### Exercise details
Provide a verbatim copy of the data below.

#### The records ####

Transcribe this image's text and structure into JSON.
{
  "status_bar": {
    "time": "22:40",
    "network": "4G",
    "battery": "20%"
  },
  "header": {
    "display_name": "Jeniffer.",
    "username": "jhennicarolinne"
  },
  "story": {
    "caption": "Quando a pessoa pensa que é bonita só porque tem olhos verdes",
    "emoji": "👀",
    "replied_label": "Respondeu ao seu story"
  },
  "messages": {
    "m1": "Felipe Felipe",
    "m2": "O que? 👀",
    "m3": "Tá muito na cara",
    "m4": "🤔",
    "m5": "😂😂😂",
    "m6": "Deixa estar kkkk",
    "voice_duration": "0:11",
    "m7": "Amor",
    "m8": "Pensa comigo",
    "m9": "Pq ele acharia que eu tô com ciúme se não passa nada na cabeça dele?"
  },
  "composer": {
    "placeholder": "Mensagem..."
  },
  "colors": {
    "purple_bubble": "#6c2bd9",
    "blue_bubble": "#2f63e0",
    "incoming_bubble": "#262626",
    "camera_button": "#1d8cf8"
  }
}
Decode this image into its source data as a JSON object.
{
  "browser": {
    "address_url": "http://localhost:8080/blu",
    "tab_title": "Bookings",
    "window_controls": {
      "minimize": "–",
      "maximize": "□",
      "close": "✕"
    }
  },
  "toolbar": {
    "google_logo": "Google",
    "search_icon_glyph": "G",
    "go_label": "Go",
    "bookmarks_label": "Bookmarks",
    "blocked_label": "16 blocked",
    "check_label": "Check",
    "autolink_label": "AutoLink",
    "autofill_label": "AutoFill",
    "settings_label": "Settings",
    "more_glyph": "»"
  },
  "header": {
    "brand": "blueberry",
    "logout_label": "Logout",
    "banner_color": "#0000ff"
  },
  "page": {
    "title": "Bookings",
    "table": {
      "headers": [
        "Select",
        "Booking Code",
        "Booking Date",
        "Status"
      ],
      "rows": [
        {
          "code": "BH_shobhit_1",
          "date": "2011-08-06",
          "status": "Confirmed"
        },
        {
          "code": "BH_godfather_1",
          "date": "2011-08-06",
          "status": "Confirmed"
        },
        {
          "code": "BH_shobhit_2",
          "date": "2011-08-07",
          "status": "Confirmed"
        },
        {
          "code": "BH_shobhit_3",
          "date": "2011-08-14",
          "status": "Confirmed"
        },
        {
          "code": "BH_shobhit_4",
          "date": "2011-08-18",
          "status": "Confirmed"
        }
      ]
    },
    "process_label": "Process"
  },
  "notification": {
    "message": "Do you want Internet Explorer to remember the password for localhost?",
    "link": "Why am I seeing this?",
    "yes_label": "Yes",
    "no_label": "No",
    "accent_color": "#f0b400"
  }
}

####

### Written response
Transcribe this image's text and structure into JSON.
{
  "status_bar": {
    "time": "22:40",
    "network": "4G",
    "battery": "20%"
  },
  "header": {
    "display_name": "Jeniffer.",
    "username": "jhennicarolinne"
  },
  "story": {
    "caption": "Quando a pessoa pensa que é bonita só porque tem olhos verdes",
    "emoji": "👀",
    "replied_label": "Respondeu ao seu story"
  },
  "messages": {
    "m1": "Felipe Felipe",
    "m2": "O que? 👀",
    "m3": "Tá muito na cara",
    "m4": "🤔",
    "m5": "😂😂😂",
    "m6": "Deixa estar kkkk",
    "voice_duration": "0:11",
    "m7": "Amor",
    "m8": "Pensa comigo",
    "m9": "Pq ele acharia que eu tô com ciúme se não passa nada na cabeça dele?"
  },
  "composer": {
    "placeholder": "Mensagem..."
  },
  "colors": {
    "purple_bubble": "#6c2bd9",
    "blue_bubble": "#2f63e0",
    "incoming_bubble": "#262626",
    "camera_button": "#1d8cf8"
  }
}
Decode this image into its source data as a JSON object.
{
  "browser": {
    "address_url": "http://localhost:8080/blu",
    "tab_title": "Bookings",
    "window_controls": {
      "minimize": "–",
      "maximize": "□",
      "close": "✕"
    }
  },
  "toolbar": {
    "google_logo": "Google",
    "search_icon_glyph": "G",
    "go_label": "Go",
    "bookmarks_label": "Bookmarks",
    "blocked_label": "16 blocked",
    "check_label": "Check",
    "autolink_label": "AutoLink",
    "autofill_label": "AutoFill",
    "settings_label": "Settings",
    "more_glyph": "»"
  },
  "header": {
    "brand": "blueberry",
    "logout_label": "Logout",
    "banner_color": "#0000ff"
  },
  "page": {
    "title": "Bookings",
    "table": {
      "headers": [
        "Select",
        "Booking Code",
        "Booking Date",
        "Status"
      ],
      "rows": [
        {
          "code": "BH_shobhit_1",
          "date": "2011-08-06",
          "status": "Confirmed"
        },
        {
          "code": "BH_godfather_1",
          "date": "2011-08-06",
          "status": "Confirmed"
        },
        {
          "code": "BH_shobhit_2",
          "date": "2011-08-07",
          "status": "Confirmed"
        },
        {
          "code": "BH_shobhit_3",
          "date": "2011-08-14",
          "status": "Confirmed"
        },
        {
          "code": "BH_shobhit_4",
          "date": "2011-08-18",
          "status": "Confirmed"
        }
      ]
    },
    "process_label": "Process"
  },
  "notification": {
    "message": "Do you want Internet Explorer to remember the password for localhost?",
    "link": "Why am I seeing this?",
    "yes_label": "Yes",
    "no_label": "No",
    "accent_color": "#f0b400"
  }
}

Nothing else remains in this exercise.